ERP is a business management system that integrates various business functions, combining data from departments ranging from new product development to sales forecasting, stock control and traceability. Through a suite of applications, organisations can collect, store manage and interpret data from these divergent activities.
While ERP has been around for decades, much of the food sector operates in silos or continues to rely on “legacy” ERP systems, Duncan Moir, senior principal product manager at Epicor, explained.
“When we go into food companies they tend to have a system for finance, another for traceability - a whole raft of spreadsheets. You have different people with different spreadsheets, different bits of information, so when you are talking in the business you spend half the time discussing whose numbers are right, never mind what you want to do with those numbers.”
By delivering real-time data across functions ERP can foster internal collaboration, he told FoodNavigator. “It is all about having one source of data and sharing that across the business in real time... It is all about capturing and reporting in real time through shop floor data capture, mobile systems, EDI [electronic data interchange] connections to your customers to pull their sales orders in automatically. And having all that at your fingertips.”

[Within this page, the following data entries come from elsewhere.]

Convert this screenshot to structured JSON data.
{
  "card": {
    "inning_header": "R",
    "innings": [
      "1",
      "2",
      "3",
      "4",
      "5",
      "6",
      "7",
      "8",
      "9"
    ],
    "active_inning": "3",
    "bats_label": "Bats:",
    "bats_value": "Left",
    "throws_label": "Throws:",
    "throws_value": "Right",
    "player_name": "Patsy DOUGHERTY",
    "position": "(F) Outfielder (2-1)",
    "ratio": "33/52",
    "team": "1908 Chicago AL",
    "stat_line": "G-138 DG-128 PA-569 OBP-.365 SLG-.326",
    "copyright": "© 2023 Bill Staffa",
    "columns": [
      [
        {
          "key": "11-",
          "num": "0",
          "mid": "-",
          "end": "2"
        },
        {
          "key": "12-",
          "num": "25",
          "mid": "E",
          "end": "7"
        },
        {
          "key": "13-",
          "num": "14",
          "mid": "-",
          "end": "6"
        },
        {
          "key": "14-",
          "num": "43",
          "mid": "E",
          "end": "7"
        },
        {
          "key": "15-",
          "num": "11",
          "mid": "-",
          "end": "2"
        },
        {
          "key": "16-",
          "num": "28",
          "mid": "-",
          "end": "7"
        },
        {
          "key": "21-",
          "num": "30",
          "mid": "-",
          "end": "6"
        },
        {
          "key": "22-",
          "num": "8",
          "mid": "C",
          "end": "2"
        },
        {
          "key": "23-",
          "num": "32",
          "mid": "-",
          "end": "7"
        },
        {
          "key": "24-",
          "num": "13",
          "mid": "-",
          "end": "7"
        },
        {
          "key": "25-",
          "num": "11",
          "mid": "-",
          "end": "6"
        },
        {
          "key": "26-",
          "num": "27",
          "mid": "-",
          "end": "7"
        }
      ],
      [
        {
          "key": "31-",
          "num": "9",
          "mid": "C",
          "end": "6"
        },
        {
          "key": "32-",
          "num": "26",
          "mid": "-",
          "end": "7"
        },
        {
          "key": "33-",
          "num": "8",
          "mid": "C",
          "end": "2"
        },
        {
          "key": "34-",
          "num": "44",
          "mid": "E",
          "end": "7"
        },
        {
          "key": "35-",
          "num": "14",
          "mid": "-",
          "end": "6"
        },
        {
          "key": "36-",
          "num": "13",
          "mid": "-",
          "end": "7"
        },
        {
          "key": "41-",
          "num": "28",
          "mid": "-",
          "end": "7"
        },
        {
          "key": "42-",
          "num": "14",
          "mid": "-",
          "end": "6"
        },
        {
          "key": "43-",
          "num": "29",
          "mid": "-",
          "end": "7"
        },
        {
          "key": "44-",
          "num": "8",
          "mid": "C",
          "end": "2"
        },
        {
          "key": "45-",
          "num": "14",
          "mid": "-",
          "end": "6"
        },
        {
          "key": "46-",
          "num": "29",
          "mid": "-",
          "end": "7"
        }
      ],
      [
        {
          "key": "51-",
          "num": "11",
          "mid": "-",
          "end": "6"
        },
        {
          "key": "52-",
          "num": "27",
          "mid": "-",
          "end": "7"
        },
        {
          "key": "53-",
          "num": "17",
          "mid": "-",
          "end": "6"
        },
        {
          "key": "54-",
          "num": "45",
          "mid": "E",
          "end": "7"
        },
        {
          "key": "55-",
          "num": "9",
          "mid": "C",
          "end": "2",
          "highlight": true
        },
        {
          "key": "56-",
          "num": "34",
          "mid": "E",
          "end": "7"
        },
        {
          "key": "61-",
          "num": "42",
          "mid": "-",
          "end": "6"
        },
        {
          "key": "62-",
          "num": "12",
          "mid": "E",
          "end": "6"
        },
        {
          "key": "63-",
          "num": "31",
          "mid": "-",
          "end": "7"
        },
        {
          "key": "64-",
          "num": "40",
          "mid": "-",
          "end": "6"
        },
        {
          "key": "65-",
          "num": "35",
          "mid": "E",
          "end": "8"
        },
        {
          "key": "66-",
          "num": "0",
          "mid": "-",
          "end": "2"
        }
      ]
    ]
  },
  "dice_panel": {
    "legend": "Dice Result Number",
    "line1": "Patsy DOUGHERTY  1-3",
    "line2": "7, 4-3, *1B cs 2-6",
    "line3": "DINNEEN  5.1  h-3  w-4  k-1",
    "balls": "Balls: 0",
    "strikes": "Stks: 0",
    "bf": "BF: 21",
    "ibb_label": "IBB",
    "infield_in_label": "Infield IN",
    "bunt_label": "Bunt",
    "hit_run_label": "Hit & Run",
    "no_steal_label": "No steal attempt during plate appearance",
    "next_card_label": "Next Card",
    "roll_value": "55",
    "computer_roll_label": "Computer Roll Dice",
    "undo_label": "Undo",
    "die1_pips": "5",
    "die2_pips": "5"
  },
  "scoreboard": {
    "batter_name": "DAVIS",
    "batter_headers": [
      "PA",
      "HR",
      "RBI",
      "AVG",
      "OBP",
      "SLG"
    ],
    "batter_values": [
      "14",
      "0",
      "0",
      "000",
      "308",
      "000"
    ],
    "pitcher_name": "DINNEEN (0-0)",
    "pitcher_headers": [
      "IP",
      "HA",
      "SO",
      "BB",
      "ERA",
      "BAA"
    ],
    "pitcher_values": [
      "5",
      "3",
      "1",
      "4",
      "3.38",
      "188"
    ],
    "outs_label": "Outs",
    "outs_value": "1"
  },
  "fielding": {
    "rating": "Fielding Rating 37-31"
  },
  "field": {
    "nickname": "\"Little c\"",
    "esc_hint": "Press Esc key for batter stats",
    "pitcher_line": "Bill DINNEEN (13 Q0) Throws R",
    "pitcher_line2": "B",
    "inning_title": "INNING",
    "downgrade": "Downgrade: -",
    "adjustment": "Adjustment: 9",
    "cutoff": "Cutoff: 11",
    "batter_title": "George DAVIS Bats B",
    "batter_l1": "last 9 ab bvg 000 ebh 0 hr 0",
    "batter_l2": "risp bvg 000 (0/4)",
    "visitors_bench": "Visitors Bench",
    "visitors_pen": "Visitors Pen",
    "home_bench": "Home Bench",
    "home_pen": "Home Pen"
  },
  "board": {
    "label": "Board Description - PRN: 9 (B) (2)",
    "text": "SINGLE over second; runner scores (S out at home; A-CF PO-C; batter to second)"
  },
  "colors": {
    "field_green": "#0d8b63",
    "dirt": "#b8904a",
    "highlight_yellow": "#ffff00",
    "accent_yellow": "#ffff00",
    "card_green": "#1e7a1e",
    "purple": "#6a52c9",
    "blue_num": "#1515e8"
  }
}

This makes for improved forecasting – an invaluable asset to the food industry which is largely characterised by short lead times. Indeed, according to Moir, a need to deliver products at speed to customers is an important trend underpinning process innovation in the food sector.
“In the food sector… you used to get more time. A supermarket would give you an order a week before delivery. Now the timescale is compacted. You get your forecast in the day before, you get your order in at 10 o’clock in the morning and you have to ship it my 2 o’clock that afternoon to hit the shelves the next day…. You can’t rely on long batch runs. You have to react very quickly to changes in demand to meet customer requirements.
“It is about getting a lot of control over your business. Understanding your yields and the things that are causing your yields to vary. Regulatory compliance is huge in terms of having that info all within the system, easily searchable and easily managed.”
Traceability, transparency and safety
If speed is one benefit of ERP, increased traceability is a “key point”, Moir said.
“If you are using shop floor data capture equipment you can respond to any recalls or any food audits within seconds rather than the four-hour suggested time limit,” he noted.
A quick response time can push down the expense associated with costly recalls. And accurate data can limit the number of products recalled unnecessarily.
“In terms of accuracy, if you are batch controlling everything that goes into the plant, when you are issuing it to your production line you are scanning it and that will tell you whether it is the wrong product. In terms of all the allergen scares or labelling concerns, you can make sure you are validating everything that goes into the production line and capturing traceability.
“Recalls are fairly inevitable. You are always going to get some kind of label fault or whatever. But if you are capturing data accurately you can warn your customers quickly and minimise the amount of product that you are going to have to recall because you know exactly which batches were affected.”
Improved efficiency, compliance and safety result in cost savings that can “vary dramatically” between businesses – depending on how effectively an organisation implements ERP rollout, Moir suggested. According to Epicor, some customers have reported a return on investment (which for a small food business is likely to total five to six figures) within six months.
Sector collaboration: the future of ERP
ERP systems principally function by promoting improved efficiency, data use and collaboration within an organisation. But as ERP evolves, it is also coming to address the hot potato of data sharing between customers, manufacturers and suppliers, Moir suggested.
He believes that players in the food industry are increasingly willing to share information to drive accuracy and efficiency. “You are getting a lot more information from suppliers [and] giving a lot more information to customers.”
This is making the supply chain more efficient: “You can have supplier portals so they can log in to see what your stock levels are and replenish them for you without having to make purchase orders. In the same way, you can be monitoring the Epos [electronic point of sale] system at the supermarket to see how your products are selling so you can look at your own forecasts of what you should be manufacturing.”
In the future, Moir predicted this trend strengthened collaboration across the supply chain will gain traction as technologies like blockchain and the Internet of Things (IoT) build trust and transparency.
“More and more, connecting ERP through web services or blockchain to get that information from other systems throughout the globe will shorten the amount of time it takes for recalls. Instead of having to record all the information in your own system as it comes in you just know it was this lot number from this company and you can get traceability back automatically. I think that is a big thing that will change in the industry over time. I’m not saying it will come in tomorrow but I could see it coming in the next few years.”